Mechanical failures can be costly and time-consuming, but they can also provide an opportunity to rebuild with high performance parts. Chris Stecklein has been through this scenario, making major repairs to his '05 Cummins-powered Dodge more than once, but each time he has rebuilt it better than before. The result is a custom truck with more than double the horsepower and torque it had when it left the factory.
Chris' appreciation for diesels started when his brother bought an '04 Dodge and added an Edge chip. Chris was amazed by the power his brother's simple upgrades made, and from that moment on, he just had to have a diesel. He started with a '99 Dodge Ram 2500 and installed some mild performance upgrades on the 24-valve Cummins. Chris liked his VP44-injected truck-until one day when he saw this bright yellow common-rail Cummins on a used car lot.
Born On A Used Car LotChris had always wanted to own a yellow truck, and this '05 Dodge Ram 2500 was built exactly the way he imagined. He made an offer, but the salesman refused, so Chris walked away. About two months later, Chris saw the same yellow truck still sitting on the same lot. He made a second offer, but again was refused, so he walked. A few days passed, and Chris got a call from the sales manager who was now eager to sell the truck. They came to an agreement the next day and Chris drove away in the truck of his dreams-a lifted Dodge Ram 2500 with a Cummins diesel.
Six Melted PistonsUnfortunately, things started to go sour with the truck soon after Chris took ownership of it. A batch of bad fuel supposedly reigned havoc on the engine, cracking the tips of the injectors, melting all six pistons, and ruining the head. The dealership wouldn't warranty the repairs, and quoted Chris $12,000 for a new engine. Chris figured he could repair the engine with upgraded parts himself for less money.
Race Engine RebuildThe engine was taken to Woods Rebabbiting, a machine shop in Nampa, Idaho, which balanced and blueprinted the 5.9L Cummins, and installed larger pistons.
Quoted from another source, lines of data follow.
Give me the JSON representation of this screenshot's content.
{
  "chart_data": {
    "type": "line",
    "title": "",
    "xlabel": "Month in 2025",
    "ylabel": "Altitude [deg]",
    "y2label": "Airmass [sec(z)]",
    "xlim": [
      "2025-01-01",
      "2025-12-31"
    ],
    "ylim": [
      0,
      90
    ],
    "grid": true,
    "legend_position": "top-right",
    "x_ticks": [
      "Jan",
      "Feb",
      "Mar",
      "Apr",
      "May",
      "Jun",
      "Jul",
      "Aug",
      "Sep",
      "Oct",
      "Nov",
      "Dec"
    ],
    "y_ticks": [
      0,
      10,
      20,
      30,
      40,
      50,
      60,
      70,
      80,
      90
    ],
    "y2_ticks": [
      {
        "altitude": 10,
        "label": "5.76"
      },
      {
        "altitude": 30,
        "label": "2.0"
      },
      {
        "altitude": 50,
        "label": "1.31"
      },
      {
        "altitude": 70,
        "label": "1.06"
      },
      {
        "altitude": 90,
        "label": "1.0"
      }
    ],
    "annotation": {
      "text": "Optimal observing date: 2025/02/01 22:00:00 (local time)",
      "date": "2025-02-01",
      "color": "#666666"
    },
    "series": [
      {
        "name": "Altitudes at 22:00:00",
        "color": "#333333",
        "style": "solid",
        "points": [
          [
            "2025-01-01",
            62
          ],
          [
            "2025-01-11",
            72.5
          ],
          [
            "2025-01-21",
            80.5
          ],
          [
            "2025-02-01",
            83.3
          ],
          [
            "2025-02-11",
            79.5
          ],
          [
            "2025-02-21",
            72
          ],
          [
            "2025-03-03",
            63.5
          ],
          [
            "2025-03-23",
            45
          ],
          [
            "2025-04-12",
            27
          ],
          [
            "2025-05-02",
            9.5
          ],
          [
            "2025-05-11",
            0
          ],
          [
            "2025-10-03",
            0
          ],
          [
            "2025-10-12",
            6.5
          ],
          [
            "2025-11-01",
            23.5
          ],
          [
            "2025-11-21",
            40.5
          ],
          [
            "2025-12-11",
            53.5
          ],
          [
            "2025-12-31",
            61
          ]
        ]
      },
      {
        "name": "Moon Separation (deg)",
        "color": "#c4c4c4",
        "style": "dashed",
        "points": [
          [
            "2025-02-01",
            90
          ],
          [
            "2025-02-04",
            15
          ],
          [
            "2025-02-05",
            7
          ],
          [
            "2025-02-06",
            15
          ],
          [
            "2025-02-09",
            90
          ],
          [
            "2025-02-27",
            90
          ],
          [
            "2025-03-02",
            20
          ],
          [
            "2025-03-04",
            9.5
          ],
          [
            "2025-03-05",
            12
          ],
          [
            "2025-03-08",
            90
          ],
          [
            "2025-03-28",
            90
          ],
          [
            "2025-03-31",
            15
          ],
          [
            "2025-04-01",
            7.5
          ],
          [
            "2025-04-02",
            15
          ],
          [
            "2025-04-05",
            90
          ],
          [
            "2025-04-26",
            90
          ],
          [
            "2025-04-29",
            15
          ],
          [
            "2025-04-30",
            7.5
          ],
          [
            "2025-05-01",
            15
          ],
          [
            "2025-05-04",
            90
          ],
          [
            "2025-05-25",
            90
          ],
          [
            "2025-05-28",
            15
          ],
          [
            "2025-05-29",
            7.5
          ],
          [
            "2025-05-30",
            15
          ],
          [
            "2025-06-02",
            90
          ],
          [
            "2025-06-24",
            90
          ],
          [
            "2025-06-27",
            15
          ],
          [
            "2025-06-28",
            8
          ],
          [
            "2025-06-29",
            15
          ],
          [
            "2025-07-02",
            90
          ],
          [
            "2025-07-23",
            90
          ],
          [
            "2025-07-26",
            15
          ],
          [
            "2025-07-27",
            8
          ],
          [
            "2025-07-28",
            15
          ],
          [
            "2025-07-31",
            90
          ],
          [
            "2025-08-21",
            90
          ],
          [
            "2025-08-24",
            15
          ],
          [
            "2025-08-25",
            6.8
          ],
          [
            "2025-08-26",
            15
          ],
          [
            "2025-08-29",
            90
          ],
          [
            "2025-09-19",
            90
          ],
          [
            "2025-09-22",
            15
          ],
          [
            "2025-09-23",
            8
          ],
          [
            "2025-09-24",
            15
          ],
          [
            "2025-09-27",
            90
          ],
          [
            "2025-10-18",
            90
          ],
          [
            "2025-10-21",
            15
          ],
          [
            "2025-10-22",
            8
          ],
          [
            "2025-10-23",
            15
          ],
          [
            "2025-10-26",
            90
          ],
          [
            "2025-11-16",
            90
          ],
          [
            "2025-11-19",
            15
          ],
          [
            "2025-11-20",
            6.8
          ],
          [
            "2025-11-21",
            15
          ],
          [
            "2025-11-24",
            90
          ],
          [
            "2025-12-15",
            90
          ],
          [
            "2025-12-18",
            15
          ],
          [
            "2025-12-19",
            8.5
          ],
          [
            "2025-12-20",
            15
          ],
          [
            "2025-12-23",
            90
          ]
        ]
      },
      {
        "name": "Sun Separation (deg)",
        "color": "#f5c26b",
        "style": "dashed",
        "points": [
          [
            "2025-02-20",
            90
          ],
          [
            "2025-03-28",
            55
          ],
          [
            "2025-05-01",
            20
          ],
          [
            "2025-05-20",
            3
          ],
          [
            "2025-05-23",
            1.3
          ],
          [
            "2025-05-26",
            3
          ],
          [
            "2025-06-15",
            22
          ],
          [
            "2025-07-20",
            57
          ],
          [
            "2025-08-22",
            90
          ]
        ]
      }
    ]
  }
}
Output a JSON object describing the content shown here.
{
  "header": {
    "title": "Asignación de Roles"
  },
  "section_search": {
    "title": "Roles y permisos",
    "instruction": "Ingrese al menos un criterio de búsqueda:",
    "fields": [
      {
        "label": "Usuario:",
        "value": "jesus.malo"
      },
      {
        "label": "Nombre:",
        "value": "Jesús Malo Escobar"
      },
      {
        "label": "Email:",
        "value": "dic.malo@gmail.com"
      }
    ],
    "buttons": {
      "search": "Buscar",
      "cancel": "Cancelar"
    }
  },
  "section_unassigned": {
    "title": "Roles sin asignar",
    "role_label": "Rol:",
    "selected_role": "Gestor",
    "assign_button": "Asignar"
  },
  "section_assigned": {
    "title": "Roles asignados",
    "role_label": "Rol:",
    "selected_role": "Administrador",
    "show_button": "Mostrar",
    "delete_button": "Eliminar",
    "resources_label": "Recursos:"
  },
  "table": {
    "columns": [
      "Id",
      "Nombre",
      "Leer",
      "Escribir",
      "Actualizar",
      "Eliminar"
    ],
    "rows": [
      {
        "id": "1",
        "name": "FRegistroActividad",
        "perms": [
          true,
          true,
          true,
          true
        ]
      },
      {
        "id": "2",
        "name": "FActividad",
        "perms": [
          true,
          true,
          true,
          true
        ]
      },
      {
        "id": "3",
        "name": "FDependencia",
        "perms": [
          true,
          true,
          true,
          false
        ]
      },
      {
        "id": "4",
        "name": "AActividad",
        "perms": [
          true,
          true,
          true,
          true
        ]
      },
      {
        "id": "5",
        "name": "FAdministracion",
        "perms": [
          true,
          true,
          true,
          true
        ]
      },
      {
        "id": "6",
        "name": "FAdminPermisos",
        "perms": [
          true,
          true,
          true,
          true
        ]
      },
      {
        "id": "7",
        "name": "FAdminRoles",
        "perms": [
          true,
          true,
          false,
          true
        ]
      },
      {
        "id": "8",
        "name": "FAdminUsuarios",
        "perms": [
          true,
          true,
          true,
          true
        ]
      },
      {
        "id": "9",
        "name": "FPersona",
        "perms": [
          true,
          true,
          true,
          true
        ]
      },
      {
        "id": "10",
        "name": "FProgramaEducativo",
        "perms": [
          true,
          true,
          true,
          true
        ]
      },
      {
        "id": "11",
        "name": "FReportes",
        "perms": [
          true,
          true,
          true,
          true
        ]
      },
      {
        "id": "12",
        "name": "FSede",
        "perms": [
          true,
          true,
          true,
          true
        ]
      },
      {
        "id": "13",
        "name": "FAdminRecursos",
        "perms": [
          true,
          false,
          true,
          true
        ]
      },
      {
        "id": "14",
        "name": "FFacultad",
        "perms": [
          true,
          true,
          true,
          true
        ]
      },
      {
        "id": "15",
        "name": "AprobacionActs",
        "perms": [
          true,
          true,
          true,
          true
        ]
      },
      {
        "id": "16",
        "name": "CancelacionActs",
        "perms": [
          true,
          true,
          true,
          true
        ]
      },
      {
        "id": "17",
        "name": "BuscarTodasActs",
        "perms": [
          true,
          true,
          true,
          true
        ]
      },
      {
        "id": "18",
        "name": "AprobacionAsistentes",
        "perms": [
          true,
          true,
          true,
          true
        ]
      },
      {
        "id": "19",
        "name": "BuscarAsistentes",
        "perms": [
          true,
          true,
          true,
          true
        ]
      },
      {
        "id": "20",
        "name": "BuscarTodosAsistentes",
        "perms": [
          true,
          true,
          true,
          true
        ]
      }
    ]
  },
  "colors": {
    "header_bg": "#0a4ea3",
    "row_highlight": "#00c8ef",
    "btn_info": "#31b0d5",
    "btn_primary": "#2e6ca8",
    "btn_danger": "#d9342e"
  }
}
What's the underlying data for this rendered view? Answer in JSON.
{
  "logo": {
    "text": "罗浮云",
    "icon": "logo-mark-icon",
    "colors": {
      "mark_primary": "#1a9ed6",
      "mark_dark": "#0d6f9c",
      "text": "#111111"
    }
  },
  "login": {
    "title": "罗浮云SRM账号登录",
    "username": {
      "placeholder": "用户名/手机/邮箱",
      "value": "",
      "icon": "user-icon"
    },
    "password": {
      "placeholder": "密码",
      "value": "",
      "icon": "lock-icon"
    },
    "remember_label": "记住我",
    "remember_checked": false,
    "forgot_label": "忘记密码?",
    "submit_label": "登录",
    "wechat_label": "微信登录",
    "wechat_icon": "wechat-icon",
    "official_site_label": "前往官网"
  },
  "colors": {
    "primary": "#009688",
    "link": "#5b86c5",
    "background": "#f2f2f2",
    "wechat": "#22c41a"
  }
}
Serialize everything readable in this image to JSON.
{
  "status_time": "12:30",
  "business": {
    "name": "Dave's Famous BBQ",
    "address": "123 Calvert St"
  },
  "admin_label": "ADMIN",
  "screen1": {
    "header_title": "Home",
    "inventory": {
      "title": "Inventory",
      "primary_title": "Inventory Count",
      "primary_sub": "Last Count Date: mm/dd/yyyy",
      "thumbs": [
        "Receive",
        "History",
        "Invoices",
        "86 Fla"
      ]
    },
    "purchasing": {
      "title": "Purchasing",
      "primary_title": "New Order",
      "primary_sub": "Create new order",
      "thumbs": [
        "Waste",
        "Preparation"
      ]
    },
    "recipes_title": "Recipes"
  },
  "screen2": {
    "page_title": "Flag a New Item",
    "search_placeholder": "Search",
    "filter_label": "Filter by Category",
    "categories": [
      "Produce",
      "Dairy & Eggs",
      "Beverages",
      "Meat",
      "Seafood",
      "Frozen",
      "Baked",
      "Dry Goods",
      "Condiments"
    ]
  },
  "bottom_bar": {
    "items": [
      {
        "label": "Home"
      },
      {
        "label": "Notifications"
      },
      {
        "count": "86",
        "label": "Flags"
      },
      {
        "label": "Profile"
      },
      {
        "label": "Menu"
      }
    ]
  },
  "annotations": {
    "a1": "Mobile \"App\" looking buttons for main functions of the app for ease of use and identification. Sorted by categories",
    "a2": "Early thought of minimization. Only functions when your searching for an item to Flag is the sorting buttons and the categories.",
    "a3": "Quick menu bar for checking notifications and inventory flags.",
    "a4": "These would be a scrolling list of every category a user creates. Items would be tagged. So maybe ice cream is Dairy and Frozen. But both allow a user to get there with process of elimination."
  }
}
A new head was also installed with ARP head studs and a thicker head gasket.
With the engine rebuilt to specifications capable of handling higher horsepower, Chris began installing a host of performance parts. The stock turbo was replaced with an HTB2 from High Tech Turbo; and the injection system was upgraded with a modified CP3, 90hp injectors, and a dual feed line from Industrial Injection. Electronic upgrades were also made with a TST PowerMax CR box piggybacked with a Smarty tuner. This setup produced 580 hp at the rear wheels.
This is one of the six Cummins pistons that melted in the engine shortly after Chris bough
The 38x15.50R20 Toyo Open Country M/T tires seem to rub the Tuff Country control arms when
Turbo OverspeedChris's bad luck struck again though when the shaft on his HTB2 turbo broke, causing the impeller wheel to break apart and send aluminum shrapnel through the intercooler and into the head. It could have been worse, but the aluminum still damaged the valves and head. Chris removed the head, and replaced and reseated all the valves. The stock intercooler was full of aluminum from the turbo so it was replaced with a Banks intercooler and Banks High Ram intake elbow.
Compound Turbocharger SolutionWith the truck back together, the turbo still had to be replaced. Chris obviously didn't just replace the turbo, he upgraded to a compound turbo system from MPI. Powerlabs in Idaho Falls installed the MPI kit with an HTB2 feeding a larger Schweitzer S400. With the twins installed, the truck had way too much power for the stock transmission to handle, and it got smoked. The transmission was then rebuilt by Auto Trenz with billet shafts, a billet torque converter, a shift kit, more frictions and steels, a billet drum, and a deep oil pan.
Mission AccomplishedWhen Chris purchased the truck, it already had a 6-inch Tuff Country lift installed with 20-inch American Racing 6700 wheels. Chris wanted a look that would make the truck stand out, so he started color-matching a few components with blue. The wheels and stacks were powdercoated Postal Blue. The rocker panels, bed, hoodscoop, bumpers, and nerf bars were all Rhino-lined blue. The blue and yellow theme also extends under the hood with the head, intake elbow, and turbo piping. You have to appreciate the attention to detail that has gone into the blue-yellow scheme. Even the lug nuts and fender flare bolts have been color-matched, making the truck look just as good as it runs.